*** Opening INPUT ***

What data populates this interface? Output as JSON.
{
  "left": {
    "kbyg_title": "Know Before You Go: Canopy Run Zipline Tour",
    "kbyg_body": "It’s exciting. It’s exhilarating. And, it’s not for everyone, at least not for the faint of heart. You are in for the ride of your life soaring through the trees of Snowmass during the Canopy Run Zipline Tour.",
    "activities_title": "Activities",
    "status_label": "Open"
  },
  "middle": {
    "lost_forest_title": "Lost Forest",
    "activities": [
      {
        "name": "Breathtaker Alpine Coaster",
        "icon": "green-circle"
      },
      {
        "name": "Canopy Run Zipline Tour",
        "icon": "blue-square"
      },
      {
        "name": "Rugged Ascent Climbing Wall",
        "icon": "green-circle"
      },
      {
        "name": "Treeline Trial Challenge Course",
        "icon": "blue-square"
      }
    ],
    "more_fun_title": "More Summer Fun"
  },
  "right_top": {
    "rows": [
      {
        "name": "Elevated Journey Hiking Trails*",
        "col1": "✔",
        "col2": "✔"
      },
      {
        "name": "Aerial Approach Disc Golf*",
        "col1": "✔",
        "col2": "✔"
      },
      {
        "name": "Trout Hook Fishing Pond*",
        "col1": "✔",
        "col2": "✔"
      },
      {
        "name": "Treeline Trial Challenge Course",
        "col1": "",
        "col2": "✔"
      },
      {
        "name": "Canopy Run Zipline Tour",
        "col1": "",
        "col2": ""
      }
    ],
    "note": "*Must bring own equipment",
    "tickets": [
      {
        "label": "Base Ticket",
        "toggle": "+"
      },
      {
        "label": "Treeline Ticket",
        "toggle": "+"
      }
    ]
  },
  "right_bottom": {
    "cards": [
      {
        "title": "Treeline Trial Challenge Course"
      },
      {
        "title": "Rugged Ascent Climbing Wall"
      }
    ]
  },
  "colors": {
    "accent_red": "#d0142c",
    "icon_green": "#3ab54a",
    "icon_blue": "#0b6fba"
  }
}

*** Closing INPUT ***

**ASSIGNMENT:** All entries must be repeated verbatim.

**SOLUTION TO THE PROBLEM:**
What data populates this interface? Output as JSON.
{
  "left": {
    "kbyg_title": "Know Before You Go: Canopy Run Zipline Tour",
    "kbyg_body": "It’s exciting. It’s exhilarating. And, it’s not for everyone, at least not for the faint of heart. You are in for the ride of your life soaring through the trees of Snowmass during the Canopy Run Zipline Tour.",
    "activities_title": "Activities",
    "status_label": "Open"
  },
  "middle": {
    "lost_forest_title": "Lost Forest",
    "activities": [
      {
        "name": "Breathtaker Alpine Coaster",
        "icon": "green-circle"
      },
      {
        "name": "Canopy Run Zipline Tour",
        "icon": "blue-square"
      },
      {
        "name": "Rugged Ascent Climbing Wall",
        "icon": "green-circle"
      },
      {
        "name": "Treeline Trial Challenge Course",
        "icon": "blue-square"
      }
    ],
    "more_fun_title": "More Summer Fun"
  },
  "right_top": {
    "rows": [
      {
        "name": "Elevated Journey Hiking Trails*",
        "col1": "✔",
        "col2": "✔"
      },
      {
        "name": "Aerial Approach Disc Golf*",
        "col1": "✔",
        "col2": "✔"
      },
      {
        "name": "Trout Hook Fishing Pond*",
        "col1": "✔",
        "col2": "✔"
      },
      {
        "name": "Treeline Trial Challenge Course",
        "col1": "",
        "col2": "✔"
      },
      {
        "name": "Canopy Run Zipline Tour",
        "col1": "",
        "col2": ""
      }
    ],
    "note": "*Must bring own equipment",
    "tickets": [
      {
        "label": "Base Ticket",
        "toggle": "+"
      },
      {
        "label": "Treeline Ticket",
        "toggle": "+"
      }
    ]
  },
  "right_bottom": {
    "cards": [
      {
        "title": "Treeline Trial Challenge Course"
      },
      {
        "title": "Rugged Ascent Climbing Wall"
      }
    ]
  },
  "colors": {
    "accent_red": "#d0142c",
    "icon_green": "#3ab54a",
    "icon_blue": "#0b6fba"
  }
}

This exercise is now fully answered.